When rivers are running clear, trout are going to want something subtle and natural - a lure that doesn’t make too much noise or isn’t too flashy. High running dirty water, on the other hand, is full of silt and debris, and trout will most likely need that noise and flash in order for them to pick up on the lure better.
The Trout Themselves
This might seem like an obvious one, but knowing which trout you are after in any given body of water is going to narrow down your lure selection considerably. If you’re chasing big, aggressive brown trout or migratory steelhead, tiny spinners and spoons aren’t going to cut it. Instead, you’re going to want something bigger and more flashy to appeal to the larger fish.
On the other hand, those larger lures aren’t going to get any interest from smaller fish and might even push them further into hiding.
Lure size isn’t the only factor that fish can determine. A trout that willingly hit a spinner one day might prefer a spoon the next.
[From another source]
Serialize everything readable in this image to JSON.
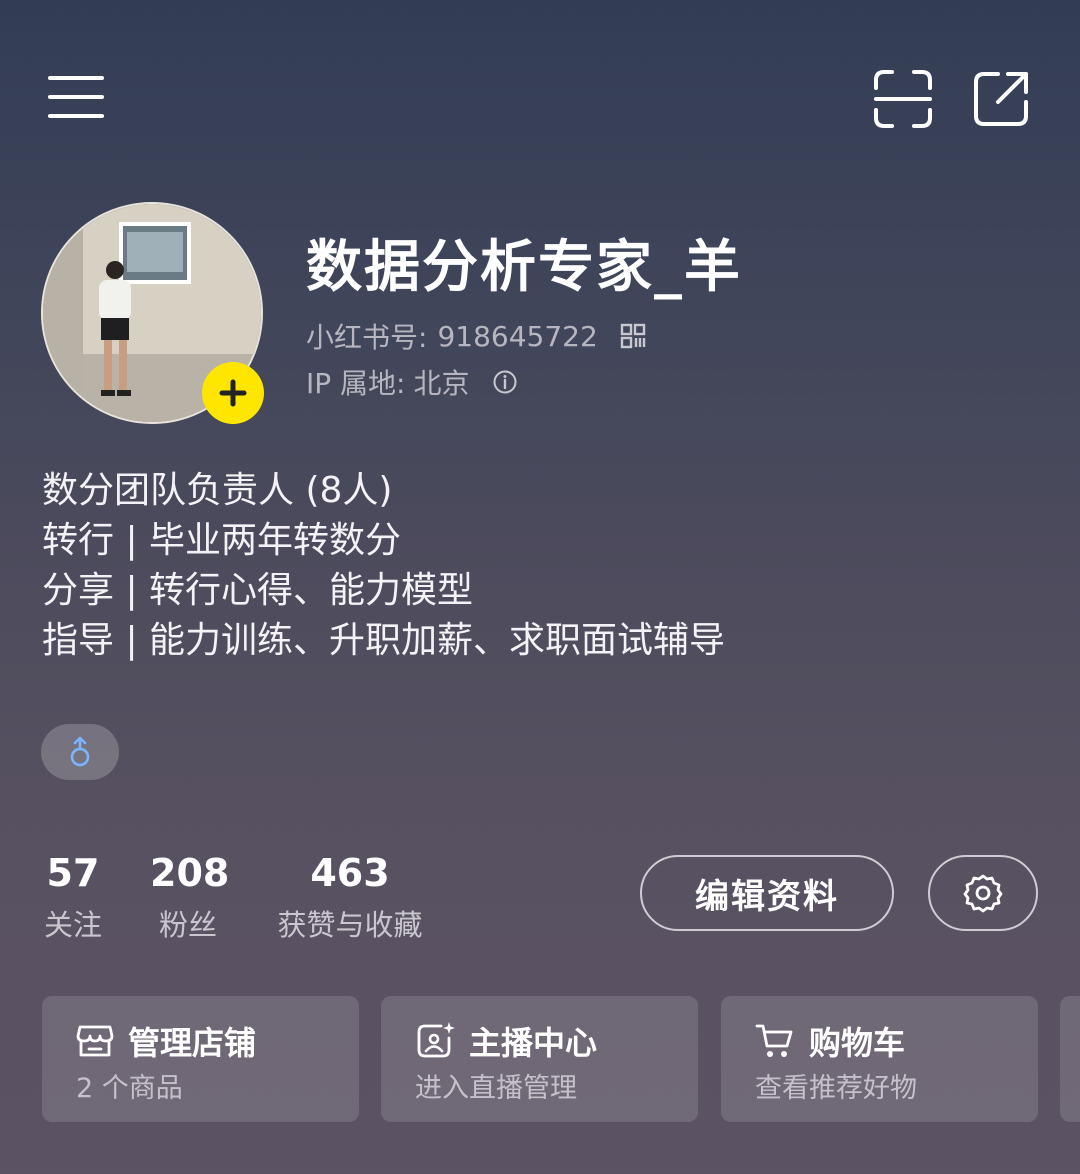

This part will take some experimenting, but if you know the fish are there, a little trial and error can go a long way.
I am a big believer in confidence when it comes to any type of fishing, but even more so when trout are involved. More often than not, trout can leave even the most experienced angler scratching their head, wondering what went wrong. When that happens, I see many trout anglers start to scramble, hoping they can dig something out of their box that’s going to work. While it's good to be versatile, doubting yourself and constantly changing things up can also be a fault. Having confidence in what you’re using will lead to less time tying on new lures and more time in the water where the fish are.
Our Pick: Panther Martin Spinner
It isn’t easy to pick one lure as the best one for river and stream trout, but if there was one type of lure that has caught me more trout than any other, it would be an inline spinner. And if there is one spinner that stands out among the others for me, it’s the Panther Martin.
Not only does this lure come in a wide range of trout catching sizes and colors, but its design also makes it one of the most versatile and easy-to-use spinners out there. The tear-shaped, weighted body makes even the smallest version easy-to-cast, and it’s clasp-free, though blade spinner is as effective in slow water as it is in fast.
Each lure on this list has its time and place for trout, and each can be just as effective as the next, but if I had to choose a single lure to fish trout with for the rest of my life, it would be the Panther Martin.
Of all the different methods I use to catch trout, bank fishing with lures is one of my favorite ways to do so. It’s fast-paced, it’s exciting, and it’s extremely effective. Over the years, many trout rivers I fish have seen a steady decline in the amount of anglers fishing with lures, and those anglers don’t know what they’re missing out on.
Leave a comment and let us know if this article was able to help you narrow down your selection and bank more river and stream trout using lures!